**Task instructions:** Check every line below for the word "calendar" and copy each one that has it.

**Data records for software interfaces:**

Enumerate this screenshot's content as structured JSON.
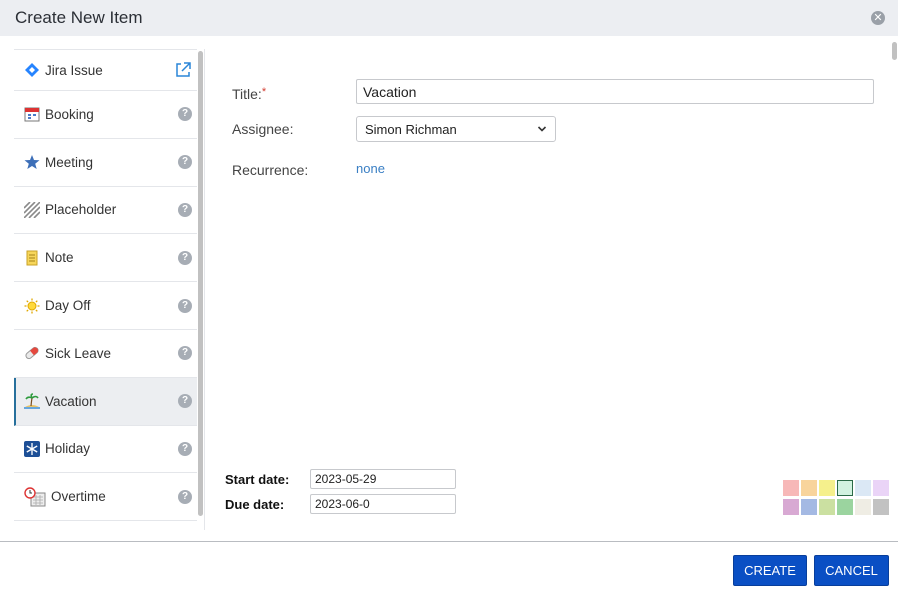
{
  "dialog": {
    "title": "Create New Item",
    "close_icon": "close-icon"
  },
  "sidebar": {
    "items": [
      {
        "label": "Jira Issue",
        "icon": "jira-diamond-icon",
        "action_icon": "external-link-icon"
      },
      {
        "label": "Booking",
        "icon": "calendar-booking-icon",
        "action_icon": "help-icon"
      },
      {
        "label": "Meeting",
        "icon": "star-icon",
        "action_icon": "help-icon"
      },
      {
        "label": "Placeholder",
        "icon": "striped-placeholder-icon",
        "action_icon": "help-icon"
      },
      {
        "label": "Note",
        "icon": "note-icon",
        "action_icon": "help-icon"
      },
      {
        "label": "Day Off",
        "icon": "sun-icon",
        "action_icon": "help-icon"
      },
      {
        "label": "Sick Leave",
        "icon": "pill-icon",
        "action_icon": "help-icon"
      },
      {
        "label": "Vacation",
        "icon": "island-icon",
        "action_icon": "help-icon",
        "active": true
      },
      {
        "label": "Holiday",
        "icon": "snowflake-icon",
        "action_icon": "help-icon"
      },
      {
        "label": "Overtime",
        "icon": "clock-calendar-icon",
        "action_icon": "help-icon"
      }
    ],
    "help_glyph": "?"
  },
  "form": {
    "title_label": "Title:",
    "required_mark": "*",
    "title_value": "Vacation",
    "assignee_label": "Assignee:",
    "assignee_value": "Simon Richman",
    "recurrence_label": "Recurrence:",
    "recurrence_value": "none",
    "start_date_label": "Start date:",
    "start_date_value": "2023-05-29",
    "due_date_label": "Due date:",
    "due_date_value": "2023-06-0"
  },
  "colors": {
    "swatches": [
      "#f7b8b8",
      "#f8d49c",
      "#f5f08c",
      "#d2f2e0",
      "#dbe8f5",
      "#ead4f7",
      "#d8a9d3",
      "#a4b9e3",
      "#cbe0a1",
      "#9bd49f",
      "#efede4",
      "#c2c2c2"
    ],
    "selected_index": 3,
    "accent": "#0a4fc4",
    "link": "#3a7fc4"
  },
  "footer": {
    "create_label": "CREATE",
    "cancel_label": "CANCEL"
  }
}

**Response:**
        "icon": "calendar-booking-icon",
        "icon": "clock-calendar-icon",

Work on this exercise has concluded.